Our study has results that were similar to those of an RCT by Aris and colleagues. In that study, daily alendronate was examined in a similar cohort of CF participants. At 12 months, the alendronate group had increased BMD by 4.9% in the spine and 2.8% in the femur compared to the control group, which lost BMD at both sites. These findings are similar to what we observed. The treatment group demonstrated a 5.2% increase over baseline in lumbar spine BMD and a 2.1% increase in BMD of the total hip. The proportion of participants who adhered to alendronate treatment was similar in both studies carried out with My Canadian Pharmacy.

Overall, the safety profile of alendronate in this study was favorable; the number of patients who experienced a drug-related adverse event was equal between the alendronate and control groups (eight patients in each group), and the number of occurrences of GI-related adverse events wasdrug similar (alendronate group, 10 occurrences; control group, 7 occurrences). However, it should be noted that a serious adverse event occurred in one patient receiving alendronate that was GI in nature (eg, nausea, vomiting, and GI discomfort) and may have been attributable to the study drug. In general, the potential risk of adverse effects may be higher in this population and needs to be monitored. Furthermore, prescribing bisphosphonates to women with child-bearing potential needs to be considered carefully, since therapy with bisphosphonates is not recommended in pregnant women.

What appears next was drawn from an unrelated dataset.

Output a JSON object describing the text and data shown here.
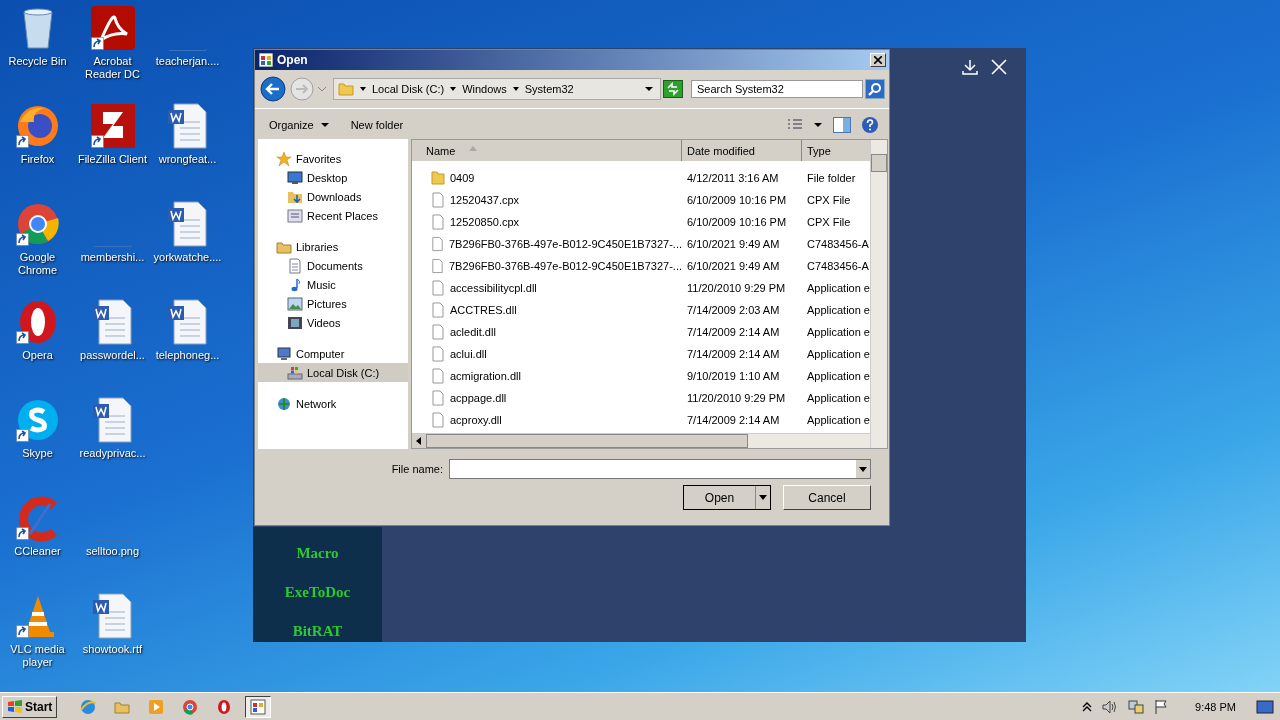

One of the limitations of our study is that it was difficult to recruit patients, and we were challenged by the relatively small sample size. We did not see a statistically significant difference in the rate of new vertebral fractures in the treatment group vs the control group. When the results of this study and those of Aris et al are considered together, the findings clearly indicate that daily or weekly alendronate treatment increases BMD in young adults with CF. Treatment is organized and realized with My Canadian Pharmacy.

As in patients with primary osteoporosis, the greatest number of fractures occur in those with osteopenia and not with osteoporosis, while the relative fracture risk is greatest in those with osteoporosis. This suggests that factors other than BMD need to be taken into consideration when determining fracture risk. In CF patients, other factors such as vitamin D deficiency and calcium malabsorption, poorer health status, and the disease itself may be additional risk factors for the occurrence of fractures. These factors need to be taken into consideration when contemplating treatment. The decline in BMD over 1 year suggests that the control group had accelerated bone loss. Given this decline, we would recommend that a BMD test be performed annually or every second year, and that it include an assessment of gonadal status, with intervention considered if accelerated bone loss persists despite conservative therapy with exercise, calcium, and vitamin D. Anyone who is likely to require an organ transplant in the next few years should also be considered for treatment, given that these patients are at high risk for fracture in the year following the transplant.


In this multicenter, double-blind trial of young adults with CF and low bone mass, treatment with alendronate (70 mg once weekly) was well tolerated and demonstrated a clinically significant increase in BMD over 12 months compared with placebo. In the control arm, daily administration of vitamin D (800 IU) and calcium (1,000 mg) demonstrated no improvement of BMD over 12 months. The number of side effects was similar in both groups, suggesting that alendronate is a safe and effective treatment for CF-related bone disease.